In short, we may put this model in if/when it fits with our ongoing development strategy for Lagrangian. Until then, I recommend that you can continue using it as a local add-on.
|As a side-note, if I were to put this in today, your code would still require significant modification. The kappa caching you have implemented does not release the memory at the end of the cloud evolution, and the interpolations are being made with the un-optimised global position method (hint, you should be passing p.coordinates() instead of p.position()). Beyond that, the formatting is not as our style guide requires; the indenting is inconsistent, there are lines over 80 characters long, and some of the methods are not commented appropriately for doxygen.|

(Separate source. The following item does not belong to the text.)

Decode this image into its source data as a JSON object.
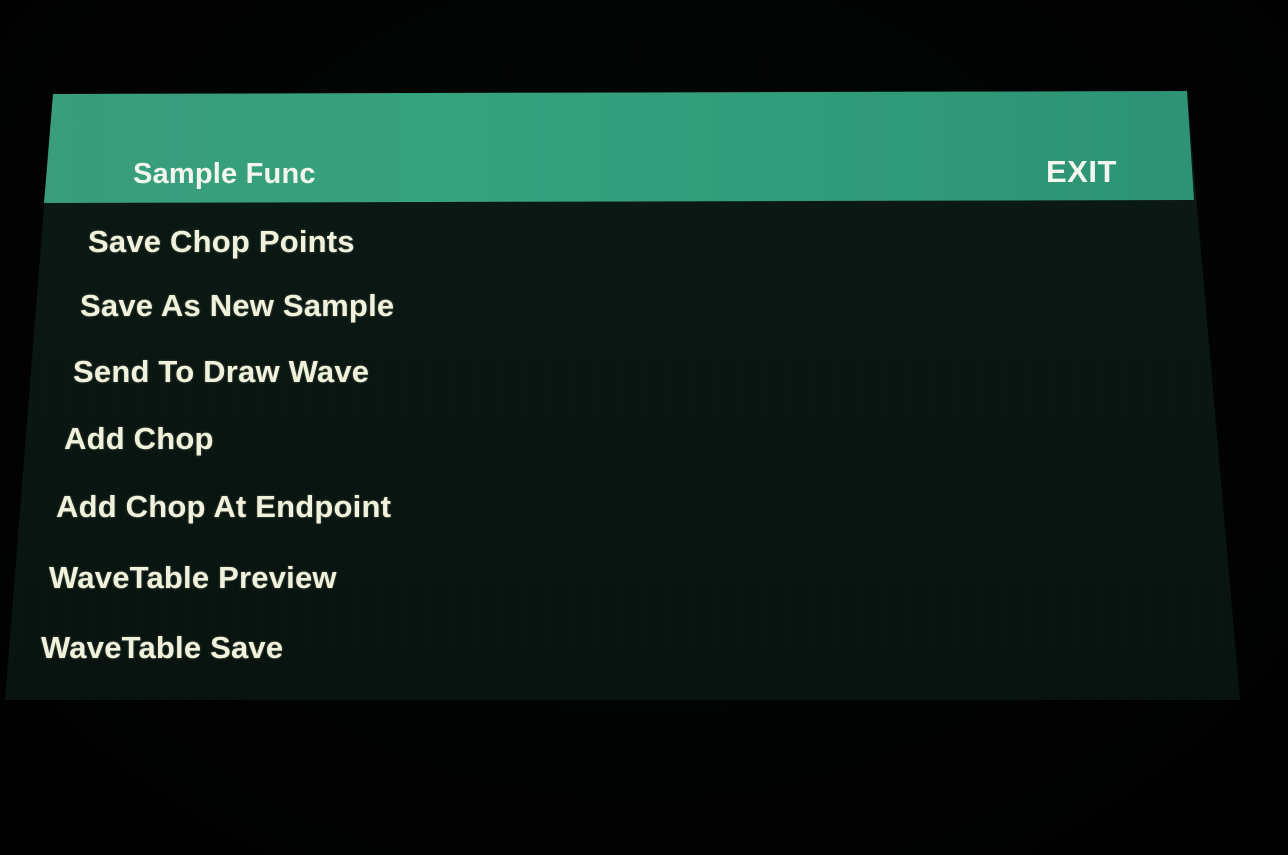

|2017-05-13 19:12||bijan darbari||New Issue|
|2017-05-13 19:12||bijan darbari||File Added: Thermophoretic.zip|
|2017-05-13 19:13||bijan darbari||File Added: makeThermoParcelForces.H|
|2017-05-13 19:14||bijan darbari||File Added: verificationcase.zip|
|2017-05-13 19:15||bijan darbari||File Added: Fig1.JPG|
|2017-05-13 19:15||bijan darbari||File Added: Fig2.JPG|
|2017-05-13 19:16||bijan darbari||File Added: Fig3.png|
|2017-05-13 19:18||bijan darbari||File Added: talbot.et.al1980.pdf|
|2017-05-20 05:36||bijan darbari||Note Added: 0008171|
|2017-05-22 09:54||will||Note Added: 0008184|
|2017-05-31 18:28||bijan darbari||Note Added: 0008197|
|2017-06-18 15:27||bijan darbari||Note Added: 0008227|
|2017-06-18 15:47||bijan darbari||File Added: Thermophoretic_1.zip|
|2017-06-27 11:25||will||Note Added: 0008272|
|2017-06-27 11:28||will||Note Edited: 0008272||View Revisions|
|2017-08-11 20:12||bijan darbari||Note Added: 0008562|
|2017-08-11 20:16||bijan darbari||File Added: Thermophoretic_2.zip|
|2017-08-25 08:38||bijan darbari||Note Added: 0008629|
|2017-08-25 09:46||will||Note Added: 0008630|
|2017-08-25 09:47||will||Note Added: 0008631|